As well as the existing three branches of government — legislative, judicial and executive — he advocates a fourth: “to embody and administer the monetary power”. He is clear that money creation should be a function of a branch of government.
He deals in great detail with the history of the struggle for money-power in America, in part because he is based there and aims the book primarily at Americans, but mainly because the issues are particularly clearly illustrated in that history, from colonial days to the present.
While he sees the destructive effects of private ‘official’ money creation, and recognises that its value is dependent on law, and that it should be issued by government, and though he suggests several ways for some of it to be spent into circulation, he does not seem to recognise the great importance of its being spent into circulation, and not lent — so not creating debt in the process. Elimination of the debts so created would remove almost all need for debt, and so virtually eliminate the problems associated with usury. While Ken Bohnsack’s ‘Sovereignty plan’, which he advocates and which is getting widespread support among state and district authorities in the USA, would be a big improvement on present conditions (it proposes government-created, interest-free loans from the central government to lower level authorities, down to school boards), it and other proposals for debt-free loans do not go far enough. They may be politically more ‘realistic’, easier to get adopted, but getting rid of the vast and fast-accelerating levels of debt is a pre-requisite for evolution to a sustainable economy, and is urgent!
Included is a chapter on the Euro, written before its full introduction, in which he urges policies to be developed. Incredibly, he comments that ‘it would clearly be beneficial’ to ‘the English people’ for Britain to join.
His primary concern is with ‘official’ currencies, used within states and having legal status for payments, especially of taxes. He notes the view of several well-informed writers over the last century that there can never be an international currency, since money is the creature of the law. In the past, international trade was mainly through barter, with gold and silver commonly used as commodities. In mediaeval times, a clearing mechanism was used at trading fairs, variously discounting the different forms of payment — an early exchange-rate mechanism.

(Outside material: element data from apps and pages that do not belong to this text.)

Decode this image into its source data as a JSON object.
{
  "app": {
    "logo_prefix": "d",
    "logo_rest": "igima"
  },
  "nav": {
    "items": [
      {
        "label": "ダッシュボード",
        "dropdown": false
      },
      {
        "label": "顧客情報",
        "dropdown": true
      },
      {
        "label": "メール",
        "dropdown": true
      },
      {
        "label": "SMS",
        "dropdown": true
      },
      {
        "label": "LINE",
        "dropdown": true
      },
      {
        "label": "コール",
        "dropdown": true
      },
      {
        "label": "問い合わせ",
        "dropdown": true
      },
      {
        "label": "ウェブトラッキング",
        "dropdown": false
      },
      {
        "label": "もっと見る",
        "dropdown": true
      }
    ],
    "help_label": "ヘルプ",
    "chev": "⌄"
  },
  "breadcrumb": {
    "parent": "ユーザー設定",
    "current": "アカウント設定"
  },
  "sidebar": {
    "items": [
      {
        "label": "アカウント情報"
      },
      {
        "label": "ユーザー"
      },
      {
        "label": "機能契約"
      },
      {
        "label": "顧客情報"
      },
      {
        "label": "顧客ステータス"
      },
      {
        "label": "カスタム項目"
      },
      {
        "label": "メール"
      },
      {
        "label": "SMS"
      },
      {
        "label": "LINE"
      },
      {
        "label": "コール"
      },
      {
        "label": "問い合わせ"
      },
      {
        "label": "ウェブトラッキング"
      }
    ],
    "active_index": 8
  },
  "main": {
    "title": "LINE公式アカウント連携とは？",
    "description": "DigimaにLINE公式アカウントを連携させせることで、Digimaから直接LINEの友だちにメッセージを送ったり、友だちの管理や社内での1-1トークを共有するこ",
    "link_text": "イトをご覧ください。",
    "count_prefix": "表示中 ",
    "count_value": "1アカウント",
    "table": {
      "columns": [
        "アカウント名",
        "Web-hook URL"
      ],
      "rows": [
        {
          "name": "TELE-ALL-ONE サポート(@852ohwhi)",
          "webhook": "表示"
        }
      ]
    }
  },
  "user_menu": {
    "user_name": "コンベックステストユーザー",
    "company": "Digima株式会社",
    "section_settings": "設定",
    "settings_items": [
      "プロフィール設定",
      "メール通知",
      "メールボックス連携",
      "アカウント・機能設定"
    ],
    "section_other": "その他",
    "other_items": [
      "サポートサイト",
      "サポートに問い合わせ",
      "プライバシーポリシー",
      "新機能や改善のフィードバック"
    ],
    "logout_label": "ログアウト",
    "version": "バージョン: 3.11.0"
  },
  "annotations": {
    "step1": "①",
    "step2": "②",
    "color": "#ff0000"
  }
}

He examines the track record of the BIS, IMF and World Bank, and contrasts their declared aims with the results, and notes the rejection of Keynes’ proposed ‘Bancor’ at Breton Woods, and the potential of SDRs to develop into an international currency — given the international ‘law’ to give it legitimacy. He does not refer to the GCI proposal for EBCUs, or Bernard Lietaer’s ‘Terra’ as alternatives.
One point he stresses which I have to question is that ‘credit’ is not ‘money’. While the current method of creating it is the source of serious problems which he discusses extensively, if the reform proposed in ‘Creating New Money’ were in place, i.e. banks could no longer create it by extending loans ‘out of thin air’, and only a Currency Commission were to create it and issue it to the Treasury to be spent into circulation, then it would function as money, as in fact it now does, but without leaving the burden of interest-bearing debt with the borrower who first spends it into circulation.
Despite the impressively long ‘selected bibliography’, I failed to find in it any reference to CH Douglas, Richard Douthwaite, James Robertson, or Jane Jacobs, to name a few.